Top Takeaway from this week – The White House released an Executive Order that would expand access to association health plans, limited duration health insurance, and amend rules related to health reimbursement accounts.

This week, the White House released an Executive Order (EO) intended to increase access to more affordable health care coverage by directing federal agencies to issue rules related to association health plans, short-term insurance, and health reimbursement arrangements. While the EO has received a lot of attention, its impact is minimal; it will take the agencies time to draft policies, issue proposed rules and implement the ideas espoused in the EO.

Administration Action –

On Thursday, the White House released an EO intended to provide more flexibility for small employers and individuals to offer and purchase insurance exempt from many of the ACA’s coverage requirements. Press release: EO: Press releases from HHS and CMS: and

The EO directs the Departments of Labor, HHS and the Treasury to promulgate regulations that would:

  • Expand access to association health plans, “which could potentially allow American employers to form groups across state lines.” The Department of Labor could issue rules amending the Employee Retirement Income Security Act (ERISA) to reinterpret the definition of association health plans (AHP), thereby making it easier for employers to band together to offer coverage for employees that is not subject to the ACA’s regulations. Notably, the EO doesn’t envision allowing individuals to form AHPs on their own, as was initially anticipated.
  • Expand coverage through low cost short-term limited duration insurance (STLDI), which generally offer a more limited set of benefits. The Obama Administration limited access to those plans to no more than 90 days and required that plans notify consumers that the STLDI does not qualify as minimum essential coverage, however the Trump Administration may amend these regulations to allow consumers to purchase such policies for up to a year.
  • Amend rules related to Health Reimbursement Arrangements (HRAs) “so employers can make better use of them for their employees.” While the EO does not provide detail, the Administration reportedly is hoping to allow employers to make pre-tax contributions to HRAs that can then be used by employees to purchase health insurance.

In announcing the order, President Trump noted that the order will be the “first step to providing millions of Americans with Obamacare relief.” Sen. Paul (R-KY), who was at the White House for the signing, called the order the “biggest free market reform of health care in a generation.”

However, while the EO provides a framework directing the respective federal departments to take action on these three issues, the EO is expected to have little to no immediate effect on the marketplaces.
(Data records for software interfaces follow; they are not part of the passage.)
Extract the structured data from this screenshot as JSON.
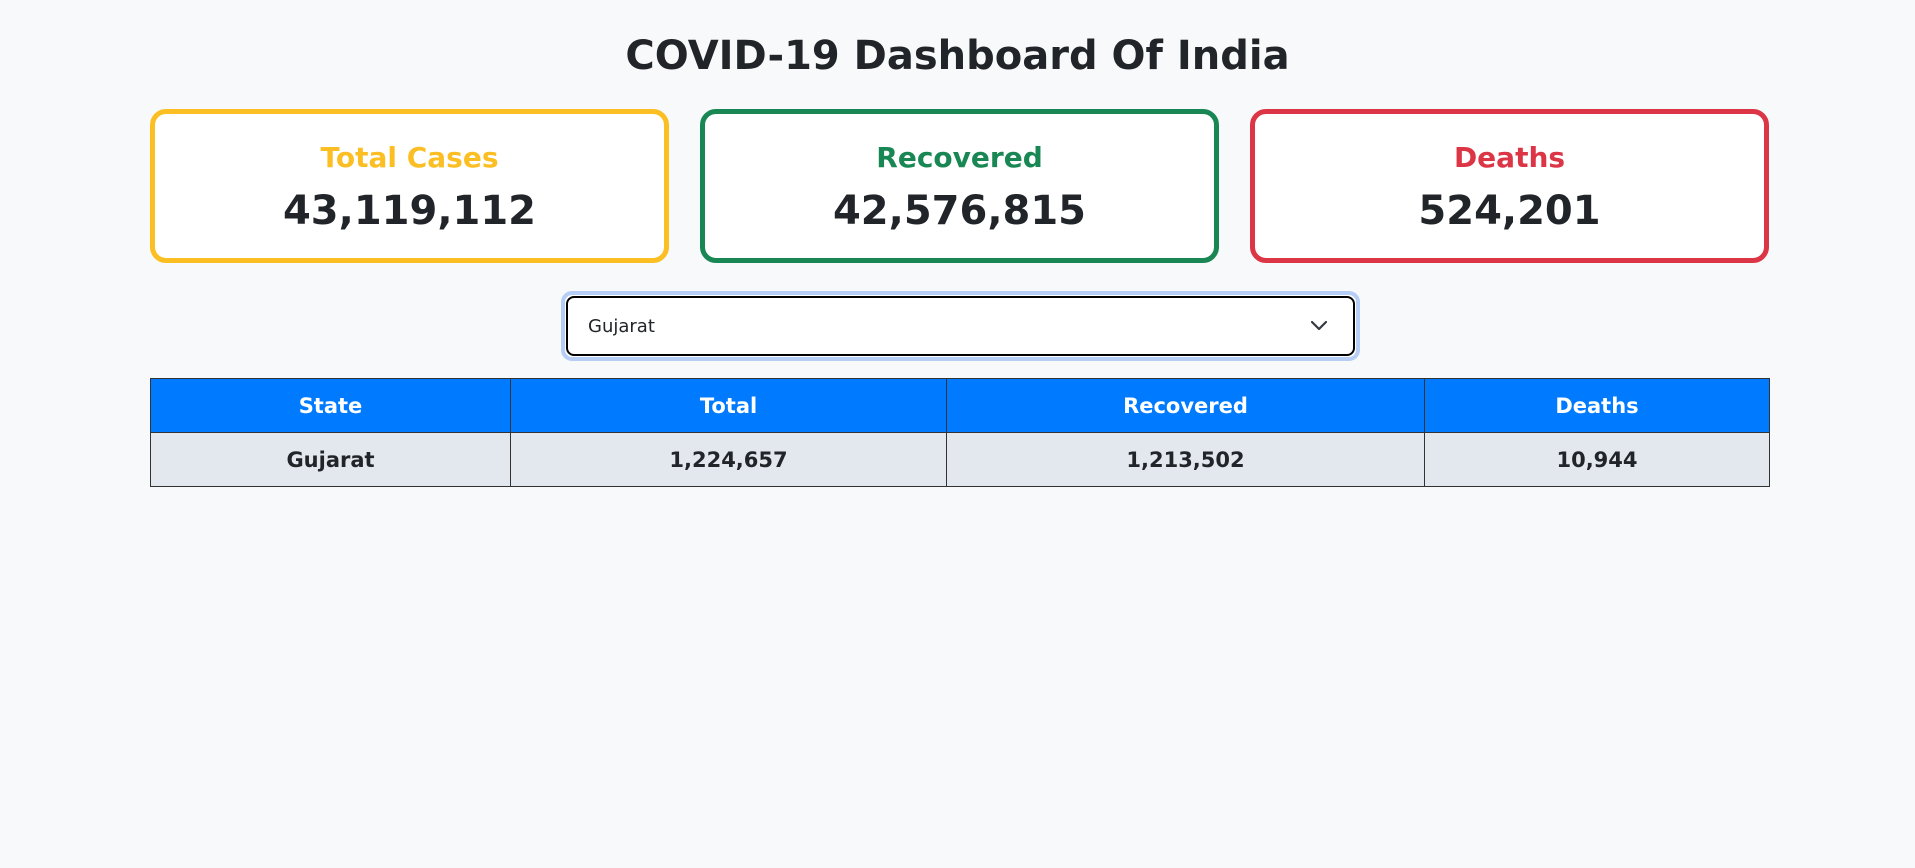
{
  "page": {
    "title": "COVID-19 Dashboard Of India"
  },
  "cards": [
    {
      "label": "Total Cases",
      "value": "43,119,112",
      "color": "#fbbf24"
    },
    {
      "label": "Recovered",
      "value": "42,576,815",
      "color": "#198754"
    },
    {
      "label": "Deaths",
      "value": "524,201",
      "color": "#dc3545"
    }
  ],
  "state_select": {
    "selected": "Gujarat",
    "icon": "chevron-down-icon"
  },
  "table": {
    "headers": [
      "State",
      "Total",
      "Recovered",
      "Deaths"
    ],
    "rows": [
      [
        "Gujarat",
        "1,224,657",
        "1,213,502",
        "10,944"
      ]
    ]
  },
  "colors": {
    "header_bg": "#007bff",
    "row_bg": "#e2e8ed",
    "page_bg": "#f8f9fa"
  }
}
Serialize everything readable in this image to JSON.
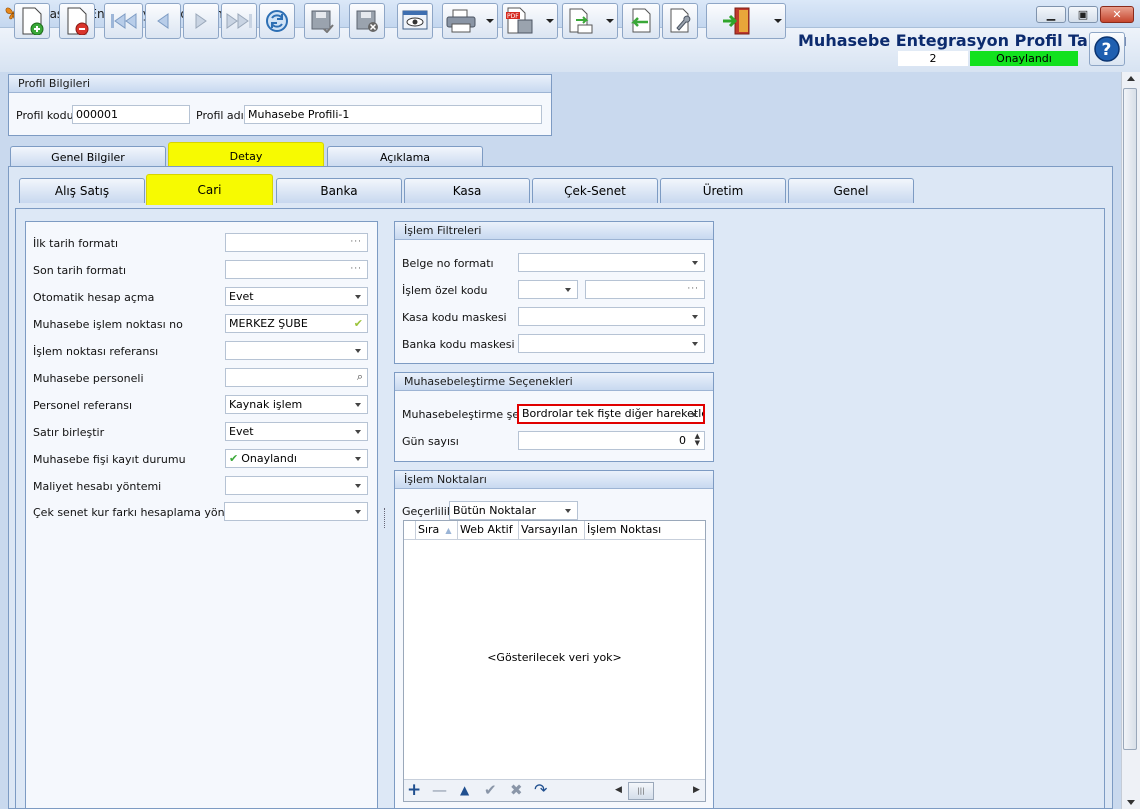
{
  "window": {
    "title": "Muhasebe Entegrasyon Profil Tanımı"
  },
  "header": {
    "title": "Muhasebe Entegrasyon Profil Tanımı",
    "count": "2",
    "status": "Onaylandı",
    "status_color": "#12e11e"
  },
  "profil": {
    "group_title": "Profil Bilgileri",
    "kod_label": "Profil kodu",
    "kod_value": "000001",
    "ad_label": "Profil adı",
    "ad_value": "Muhasebe Profili-1"
  },
  "tabs_top": [
    "Genel Bilgiler",
    "Detay",
    "Açıklama"
  ],
  "tabs_sub": [
    "Alış Satış",
    "Cari",
    "Banka",
    "Kasa",
    "Çek-Senet",
    "Üretim",
    "Genel"
  ],
  "left_form": [
    {
      "label": "İlk tarih formatı",
      "value": "",
      "kind": "ellipsis"
    },
    {
      "label": "Son tarih formatı",
      "value": "",
      "kind": "ellipsis"
    },
    {
      "label": "Otomatik hesap açma",
      "value": "Evet",
      "kind": "dropdown"
    },
    {
      "label": "Muhasebe işlem noktası no",
      "value": "MERKEZ ŞUBE",
      "kind": "check"
    },
    {
      "label": "İşlem noktası referansı",
      "value": "",
      "kind": "dropdown"
    },
    {
      "label": "Muhasebe personeli",
      "value": "",
      "kind": "lookup"
    },
    {
      "label": "Personel referansı",
      "value": "Kaynak işlem",
      "kind": "dropdown"
    },
    {
      "label": "Satır birleştir",
      "value": "Evet",
      "kind": "dropdown"
    },
    {
      "label": "Muhasebe fişi kayıt durumu",
      "value": "Onaylandı",
      "kind": "dropdown-check"
    },
    {
      "label": "Maliyet hesabı yöntemi",
      "value": "",
      "kind": "dropdown"
    },
    {
      "label": "Çek senet kur farkı hesaplama yöntemi",
      "value": "",
      "kind": "dropdown"
    }
  ],
  "islem_filtreleri": {
    "title": "İşlem Filtreleri",
    "belge_label": "Belge no formatı",
    "ozel_label": "İşlem özel kodu",
    "kasa_label": "Kasa kodu maskesi",
    "banka_label": "Banka kodu maskesi"
  },
  "muhasebe_secenekleri": {
    "title": "Muhasebeleştirme Seçenekleri",
    "sekli_label": "Muhasebeleştirme şekli",
    "sekli_value": "Bordrolar tek fişte diğer hareketler",
    "gun_label": "Gün sayısı",
    "gun_value": "0"
  },
  "islem_noktalari": {
    "title": "İşlem Noktaları",
    "gecerlilik_label": "Geçerlilik",
    "gecerlilik_value": "Bütün Noktalar",
    "columns": [
      "Sıra",
      "Web Aktif",
      "Varsayılan",
      "İşlem Noktası"
    ],
    "empty_text": "<Gösterilecek veri yok>"
  }
}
The agencies will need to craft more detailed policies and issue regulations, soliciting comment from the public, before the policies are finalized and can be implemented. Employers and health plans will also need time to amend their coverage policies, or to form associations, before the full impact of this EO will impact the markets.

Many have raised concerns that allowing association health plans and short-term insurance will siphon young and healthy consumers from the ACA’s marketplaces, thus making the risk pools more expensive for insurers and those who remain.

Senate Action –

On Tuesday, Senate Finance Committee Ranking Member Wyden (D-OR) sent a letter to HHS and the Department of the Treasury requesting information on why the Administration failed to approve Oklahoma’s 1332 reinsurance waiver. Press release: Letter:

And yesterday, Sen. Donnelly (D-IN) sent a letter to CMS Administrator Verma urging the Administration to commit to providing stability to health insurance markets and working together on bipartisan solutions to reduce health care costs, expand access to care, and strengthen the health care system. Press release with text of letter: